The potential of a horse completing the Triple Crown, which has not been achieved since Affirmed in 1978, has always been the most reliable predictor of attendance at Belmont Park. The six most attended Belmonts have come over the last 15 years, each when a Triple Crown was on the line: in 2004 (120,139), 2002 (103,222), 2003 (101,864), 2008 (94,476), 1999 (85,818) and 1998 (80,162).
Tom Albertrani, trainer of Freedom Child (an 8-to-1 shot on Friday morning), said the weather has a bigger impact on fan turnout than the lack of a Triple Crown hopeful in the field.
"We're disappointed there's not a Triple Crown on the line and obviously that makes a difference in the turnout," said Albertrani, who's attended more than 30 Belmonts and won the 2006 Preakness with Bernardini. "The good thing about New Yorkers is they'll take a shot if the sun comes out."
That might not be the case. The National Weather Service is calling for heavy rains Friday into Saturday with a chance of showers after 2 p.m., possibly extending through the Belmont's 6:36 p.m. post time.
The lack of a Triple Crown contender hasn't always proven fatal. Neither the Kentucky Derby nor Preakness Stakes winners showed up in 2006, yet the Belmont still drew 61,168 fans to see Jazil win. The same was true in 2000, when 67,610 turned out despite the absence of Derby champion Fusaichi Pegasus and Preakness winner Red Bullet.
Weather has shown a negative impact on attendance, but it hasn't always been uniform.
The race drew just 45,243 when conditions were fair in 2010, the smallest attendance for a Triple Crown race in more than a decade. One year later, amid rain and cooler temperatures, a crowd of 55,779 turned out — an increase of 23.3 percent.
The least attended Belmont in the last 30 years was in 1995, when 37,171 saw Thunder Gulch win the 1.5-mile race. Affirmed remains the last horse to win all three in 1978.
But while the lousy weather might not augur well for Saturday's attendance, Albertrani welcomes it. After all, Freedom Child earned his place in the 14-horse field by winning last month's Peter Pan Stakes in sloppy conditions by 13 1/4 lengths.

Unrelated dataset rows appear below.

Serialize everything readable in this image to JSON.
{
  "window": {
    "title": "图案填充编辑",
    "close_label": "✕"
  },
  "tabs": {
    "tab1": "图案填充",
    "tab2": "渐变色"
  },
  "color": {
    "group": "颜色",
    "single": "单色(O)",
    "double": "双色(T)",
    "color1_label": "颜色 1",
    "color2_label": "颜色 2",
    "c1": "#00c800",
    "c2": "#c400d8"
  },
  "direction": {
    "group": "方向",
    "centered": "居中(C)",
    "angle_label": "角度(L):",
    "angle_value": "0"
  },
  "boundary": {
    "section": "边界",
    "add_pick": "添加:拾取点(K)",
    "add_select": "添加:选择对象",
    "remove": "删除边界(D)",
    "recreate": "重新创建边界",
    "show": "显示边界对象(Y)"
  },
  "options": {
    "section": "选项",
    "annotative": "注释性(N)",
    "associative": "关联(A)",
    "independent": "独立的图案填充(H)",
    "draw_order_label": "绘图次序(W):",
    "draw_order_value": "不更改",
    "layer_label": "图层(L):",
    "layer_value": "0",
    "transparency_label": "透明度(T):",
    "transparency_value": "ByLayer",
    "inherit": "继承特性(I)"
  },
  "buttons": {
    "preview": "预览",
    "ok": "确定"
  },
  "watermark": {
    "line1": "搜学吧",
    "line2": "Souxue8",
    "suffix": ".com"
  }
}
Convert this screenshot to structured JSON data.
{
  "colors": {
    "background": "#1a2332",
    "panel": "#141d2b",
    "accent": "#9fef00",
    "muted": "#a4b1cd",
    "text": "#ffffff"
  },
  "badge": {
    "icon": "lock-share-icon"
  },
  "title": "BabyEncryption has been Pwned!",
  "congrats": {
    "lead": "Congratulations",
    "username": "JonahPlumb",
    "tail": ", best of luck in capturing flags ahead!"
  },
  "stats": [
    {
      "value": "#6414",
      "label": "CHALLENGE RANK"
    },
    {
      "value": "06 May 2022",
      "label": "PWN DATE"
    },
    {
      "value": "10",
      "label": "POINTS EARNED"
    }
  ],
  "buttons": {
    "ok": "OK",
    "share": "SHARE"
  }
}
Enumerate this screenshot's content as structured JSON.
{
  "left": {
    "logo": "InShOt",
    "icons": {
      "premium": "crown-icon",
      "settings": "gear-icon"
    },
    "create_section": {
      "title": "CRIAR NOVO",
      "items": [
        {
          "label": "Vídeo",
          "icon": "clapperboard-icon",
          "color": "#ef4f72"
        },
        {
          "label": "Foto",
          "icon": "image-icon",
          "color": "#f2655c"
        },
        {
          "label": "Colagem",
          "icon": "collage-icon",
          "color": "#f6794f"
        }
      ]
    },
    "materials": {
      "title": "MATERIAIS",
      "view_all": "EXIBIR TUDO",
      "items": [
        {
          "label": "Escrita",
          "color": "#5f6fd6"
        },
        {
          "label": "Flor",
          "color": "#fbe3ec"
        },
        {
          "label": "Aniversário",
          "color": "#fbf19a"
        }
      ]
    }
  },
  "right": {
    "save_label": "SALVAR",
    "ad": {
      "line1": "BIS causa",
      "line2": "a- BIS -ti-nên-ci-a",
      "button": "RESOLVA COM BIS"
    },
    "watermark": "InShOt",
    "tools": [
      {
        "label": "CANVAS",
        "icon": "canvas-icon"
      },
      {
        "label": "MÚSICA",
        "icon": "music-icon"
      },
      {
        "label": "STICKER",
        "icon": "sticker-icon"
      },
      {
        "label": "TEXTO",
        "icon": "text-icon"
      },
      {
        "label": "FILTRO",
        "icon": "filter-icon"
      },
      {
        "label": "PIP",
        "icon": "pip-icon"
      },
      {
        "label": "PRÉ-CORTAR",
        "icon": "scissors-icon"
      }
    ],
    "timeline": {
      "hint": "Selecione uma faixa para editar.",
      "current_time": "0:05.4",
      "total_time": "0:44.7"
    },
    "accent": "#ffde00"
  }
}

"We're kind of glad it's muddy," Albertrani confessed.